Stephen: It’s gotta be Arizona and UCLA. There is just too much professional-level talent to deny this being the game to circle. Kriisa, Larsson, Tubelis, and Ballo going up against Bailey, Bona, and Jaquez Jr. will put a ton of butts in seats (shoutout Tony Schiavone).
Maxwell: Kel’el Ware vs. Adem Bona. Ware is more skilled and polished, but Bona’s motor runs higher and he’s a better raw athlete. Still, Ware really turned it on in all-star games, and it seems like he loves the spotlight. They’ll both be looking to prove their case over the other.
Paige: UCLA vs. Oregon. I’m very excited to see Bailey, Campbell, and Jaquez Jr. go up against Kel’el Ware and Will Richardson.

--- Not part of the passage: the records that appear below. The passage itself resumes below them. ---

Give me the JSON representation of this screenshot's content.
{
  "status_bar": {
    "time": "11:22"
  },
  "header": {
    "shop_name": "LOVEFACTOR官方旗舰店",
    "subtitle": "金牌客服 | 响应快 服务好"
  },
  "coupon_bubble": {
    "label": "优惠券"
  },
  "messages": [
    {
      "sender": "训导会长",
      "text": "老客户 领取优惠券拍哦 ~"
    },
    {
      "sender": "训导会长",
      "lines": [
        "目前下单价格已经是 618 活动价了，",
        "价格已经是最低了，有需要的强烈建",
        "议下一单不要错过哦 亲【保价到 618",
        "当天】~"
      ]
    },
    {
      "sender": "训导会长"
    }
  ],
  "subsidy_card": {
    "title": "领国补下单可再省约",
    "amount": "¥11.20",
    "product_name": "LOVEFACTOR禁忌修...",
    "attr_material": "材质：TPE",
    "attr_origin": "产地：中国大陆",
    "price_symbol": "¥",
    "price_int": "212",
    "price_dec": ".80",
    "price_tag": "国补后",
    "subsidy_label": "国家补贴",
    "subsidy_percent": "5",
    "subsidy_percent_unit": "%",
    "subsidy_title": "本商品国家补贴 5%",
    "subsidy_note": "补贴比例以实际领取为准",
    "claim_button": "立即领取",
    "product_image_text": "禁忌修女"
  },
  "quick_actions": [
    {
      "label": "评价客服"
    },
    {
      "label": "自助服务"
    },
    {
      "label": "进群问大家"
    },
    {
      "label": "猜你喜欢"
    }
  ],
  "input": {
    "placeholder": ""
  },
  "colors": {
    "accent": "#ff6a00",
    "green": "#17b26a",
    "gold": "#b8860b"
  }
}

Evan: Oregon vs. USC on February 9. I’m excited to see Kel’el Ware and Vincent Iwuchukwu go at it again, after watching their first meeting in this year’s Nike Hoop Summit game.
Nathan: Arizona against UCLA. There’s a real matchup across the board by position between the two teams. Amari Bailey against Kerr Kriisa in the backcourt, Pelle Larsson vs. Jaime Jaquez on the wing, and Azuolas Tubelis is a breakout candidate against the lauded freshman prospect Adem Bona. Both rosters go deeper than those guys, but the level of competition in this game should be high as tempers flare between two talented coaching staffs. I can’t wait to watch these two squads battle it out.
Corey: UCLA vs Arizona is filled with a ton of intriguing NBA prospects. No brainer viewing from a scouting perspective.
Rucker: UCLA vs Arizona. Tyler Rucker will be in attendance. I also might rush the court. On a serious note, those two teams always seem to have a bloodbath of epic proportions. Plenty of talent on both rosters, should be another great showdown.